* **Exercise objective**:
In the records that follow, find each line with "Kraft" and pull it out.

*****

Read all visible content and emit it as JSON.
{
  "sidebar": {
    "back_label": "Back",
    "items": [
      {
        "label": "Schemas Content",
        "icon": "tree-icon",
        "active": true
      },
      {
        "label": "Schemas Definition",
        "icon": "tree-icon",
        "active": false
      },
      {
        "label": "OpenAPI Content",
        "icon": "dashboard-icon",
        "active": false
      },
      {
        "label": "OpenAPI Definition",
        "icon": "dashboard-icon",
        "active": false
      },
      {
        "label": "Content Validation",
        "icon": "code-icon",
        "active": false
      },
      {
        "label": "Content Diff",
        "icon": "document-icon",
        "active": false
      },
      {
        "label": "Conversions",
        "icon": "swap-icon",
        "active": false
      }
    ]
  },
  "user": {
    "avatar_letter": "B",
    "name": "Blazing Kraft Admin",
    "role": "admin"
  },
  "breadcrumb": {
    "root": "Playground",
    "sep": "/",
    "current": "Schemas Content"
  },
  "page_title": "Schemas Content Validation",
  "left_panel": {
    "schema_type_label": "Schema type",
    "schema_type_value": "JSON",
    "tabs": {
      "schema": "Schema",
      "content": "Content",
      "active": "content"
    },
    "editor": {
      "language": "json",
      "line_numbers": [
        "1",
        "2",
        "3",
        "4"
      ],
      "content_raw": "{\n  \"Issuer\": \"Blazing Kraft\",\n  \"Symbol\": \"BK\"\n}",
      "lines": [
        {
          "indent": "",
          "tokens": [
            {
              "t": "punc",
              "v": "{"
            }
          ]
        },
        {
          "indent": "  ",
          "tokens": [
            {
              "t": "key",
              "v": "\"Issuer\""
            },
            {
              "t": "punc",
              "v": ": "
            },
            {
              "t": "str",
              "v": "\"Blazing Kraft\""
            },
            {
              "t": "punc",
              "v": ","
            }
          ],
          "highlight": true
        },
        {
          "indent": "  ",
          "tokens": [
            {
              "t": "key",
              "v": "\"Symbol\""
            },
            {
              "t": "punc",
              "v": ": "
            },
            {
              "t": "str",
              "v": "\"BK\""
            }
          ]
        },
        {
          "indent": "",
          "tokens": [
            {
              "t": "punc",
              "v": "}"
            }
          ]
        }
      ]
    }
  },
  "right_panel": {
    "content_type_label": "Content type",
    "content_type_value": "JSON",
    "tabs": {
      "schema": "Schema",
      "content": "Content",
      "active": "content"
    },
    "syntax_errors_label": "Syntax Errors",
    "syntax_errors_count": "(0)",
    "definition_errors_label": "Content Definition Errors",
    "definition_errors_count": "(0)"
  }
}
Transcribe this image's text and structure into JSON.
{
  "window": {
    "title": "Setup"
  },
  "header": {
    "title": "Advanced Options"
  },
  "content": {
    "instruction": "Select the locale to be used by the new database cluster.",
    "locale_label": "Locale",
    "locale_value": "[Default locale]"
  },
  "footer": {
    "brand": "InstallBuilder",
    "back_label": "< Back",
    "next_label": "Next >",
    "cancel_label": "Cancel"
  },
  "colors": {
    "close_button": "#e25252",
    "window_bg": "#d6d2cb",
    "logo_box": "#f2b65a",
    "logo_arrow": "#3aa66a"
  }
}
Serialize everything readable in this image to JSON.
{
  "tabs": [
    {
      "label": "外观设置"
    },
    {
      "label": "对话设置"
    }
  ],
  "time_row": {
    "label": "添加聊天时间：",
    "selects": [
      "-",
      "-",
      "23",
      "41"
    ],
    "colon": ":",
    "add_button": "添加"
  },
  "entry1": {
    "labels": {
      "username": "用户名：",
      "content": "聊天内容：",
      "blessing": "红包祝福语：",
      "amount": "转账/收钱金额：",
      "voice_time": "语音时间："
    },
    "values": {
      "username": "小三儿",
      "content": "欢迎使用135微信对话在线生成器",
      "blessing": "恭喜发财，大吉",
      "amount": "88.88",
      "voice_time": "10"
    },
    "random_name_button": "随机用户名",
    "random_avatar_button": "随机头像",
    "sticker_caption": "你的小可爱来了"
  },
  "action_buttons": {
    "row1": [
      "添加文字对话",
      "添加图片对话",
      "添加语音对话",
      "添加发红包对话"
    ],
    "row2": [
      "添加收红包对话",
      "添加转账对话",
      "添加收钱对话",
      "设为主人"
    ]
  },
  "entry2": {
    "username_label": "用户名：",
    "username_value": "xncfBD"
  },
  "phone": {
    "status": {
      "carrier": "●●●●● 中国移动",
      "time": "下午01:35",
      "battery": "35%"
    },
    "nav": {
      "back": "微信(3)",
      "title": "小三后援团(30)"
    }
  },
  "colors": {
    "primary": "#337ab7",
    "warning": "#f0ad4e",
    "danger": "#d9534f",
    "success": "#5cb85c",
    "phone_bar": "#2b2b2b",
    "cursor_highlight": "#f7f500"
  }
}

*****

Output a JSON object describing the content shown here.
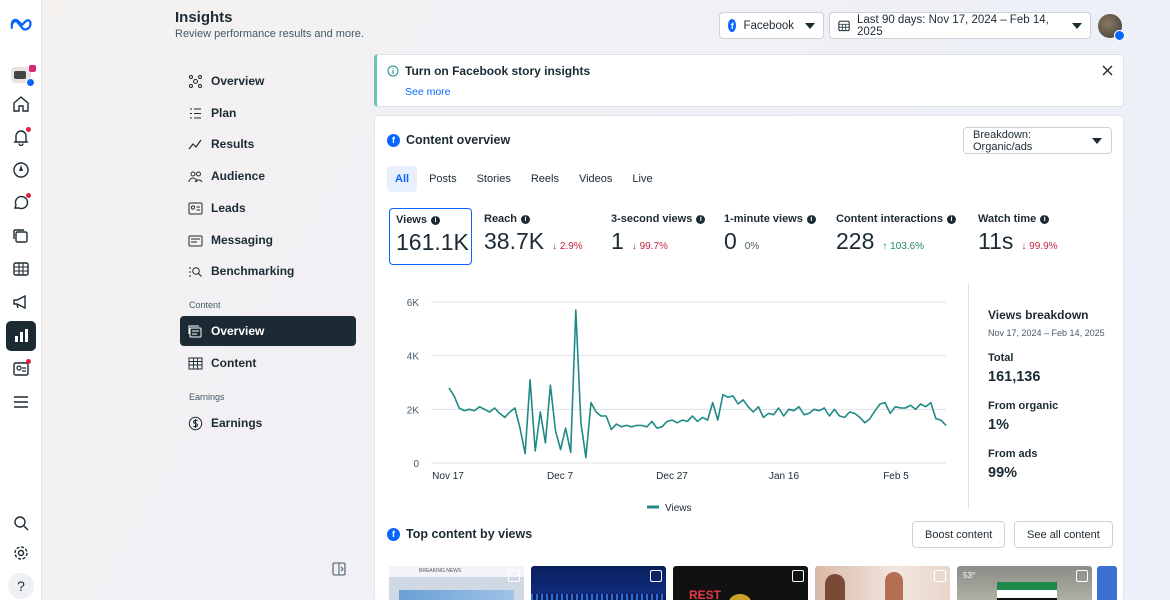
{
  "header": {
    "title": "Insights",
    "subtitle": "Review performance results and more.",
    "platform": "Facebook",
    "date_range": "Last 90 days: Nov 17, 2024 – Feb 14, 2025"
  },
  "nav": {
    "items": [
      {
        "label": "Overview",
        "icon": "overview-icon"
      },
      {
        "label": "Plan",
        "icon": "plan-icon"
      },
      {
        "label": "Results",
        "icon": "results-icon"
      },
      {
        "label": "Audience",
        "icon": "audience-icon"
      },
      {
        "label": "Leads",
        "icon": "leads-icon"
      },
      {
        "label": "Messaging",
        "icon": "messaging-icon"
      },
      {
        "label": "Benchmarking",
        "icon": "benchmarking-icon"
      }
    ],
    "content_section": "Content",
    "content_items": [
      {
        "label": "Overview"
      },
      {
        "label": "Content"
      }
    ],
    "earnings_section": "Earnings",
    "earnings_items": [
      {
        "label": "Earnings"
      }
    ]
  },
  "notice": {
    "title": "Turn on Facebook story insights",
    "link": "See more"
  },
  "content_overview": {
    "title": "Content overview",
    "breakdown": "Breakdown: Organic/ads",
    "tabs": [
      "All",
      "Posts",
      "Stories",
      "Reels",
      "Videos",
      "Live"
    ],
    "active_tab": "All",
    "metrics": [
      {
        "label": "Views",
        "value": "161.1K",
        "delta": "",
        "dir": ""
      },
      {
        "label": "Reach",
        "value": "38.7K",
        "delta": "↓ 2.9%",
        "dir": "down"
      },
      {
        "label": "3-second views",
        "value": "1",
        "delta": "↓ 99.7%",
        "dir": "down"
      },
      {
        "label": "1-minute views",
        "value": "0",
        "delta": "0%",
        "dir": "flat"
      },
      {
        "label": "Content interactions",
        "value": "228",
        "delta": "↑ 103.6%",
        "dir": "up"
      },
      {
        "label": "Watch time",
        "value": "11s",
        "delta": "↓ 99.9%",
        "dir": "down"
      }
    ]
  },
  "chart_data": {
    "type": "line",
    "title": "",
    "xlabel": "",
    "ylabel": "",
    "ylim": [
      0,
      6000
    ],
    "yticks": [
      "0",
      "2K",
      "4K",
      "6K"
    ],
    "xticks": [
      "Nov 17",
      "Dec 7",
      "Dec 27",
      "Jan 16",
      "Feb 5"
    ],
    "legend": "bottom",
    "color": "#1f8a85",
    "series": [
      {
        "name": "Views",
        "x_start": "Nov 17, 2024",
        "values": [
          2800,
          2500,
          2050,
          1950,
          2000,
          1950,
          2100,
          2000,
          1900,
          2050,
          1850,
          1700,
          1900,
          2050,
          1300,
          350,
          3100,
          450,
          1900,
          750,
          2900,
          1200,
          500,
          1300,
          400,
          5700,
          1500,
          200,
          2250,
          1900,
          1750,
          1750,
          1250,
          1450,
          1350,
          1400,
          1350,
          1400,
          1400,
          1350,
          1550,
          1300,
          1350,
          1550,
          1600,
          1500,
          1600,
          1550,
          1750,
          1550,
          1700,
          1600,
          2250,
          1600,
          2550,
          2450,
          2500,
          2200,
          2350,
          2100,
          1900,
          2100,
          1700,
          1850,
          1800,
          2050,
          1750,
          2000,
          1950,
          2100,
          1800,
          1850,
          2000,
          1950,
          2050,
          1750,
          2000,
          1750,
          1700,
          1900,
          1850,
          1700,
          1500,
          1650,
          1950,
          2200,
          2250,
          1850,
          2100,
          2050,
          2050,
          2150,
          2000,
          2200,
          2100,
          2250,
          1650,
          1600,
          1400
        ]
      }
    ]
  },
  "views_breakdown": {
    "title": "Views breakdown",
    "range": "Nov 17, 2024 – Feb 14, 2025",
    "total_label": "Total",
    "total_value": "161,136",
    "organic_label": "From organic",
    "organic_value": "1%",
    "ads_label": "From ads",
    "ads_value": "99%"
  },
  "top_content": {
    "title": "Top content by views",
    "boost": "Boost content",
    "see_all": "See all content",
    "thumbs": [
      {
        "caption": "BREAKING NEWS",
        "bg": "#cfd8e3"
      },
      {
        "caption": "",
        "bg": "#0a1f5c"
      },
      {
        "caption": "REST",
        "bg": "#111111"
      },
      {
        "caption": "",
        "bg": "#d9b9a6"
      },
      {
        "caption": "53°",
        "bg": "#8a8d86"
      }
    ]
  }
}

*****

* **Written response**:
    "name": "Blazing Kraft Admin",
      "content_raw": "{\n  \"Issuer\": \"Blazing Kraft\",\n  \"Symbol\": \"BK\"\n}",
              "v": "\"Blazing Kraft\""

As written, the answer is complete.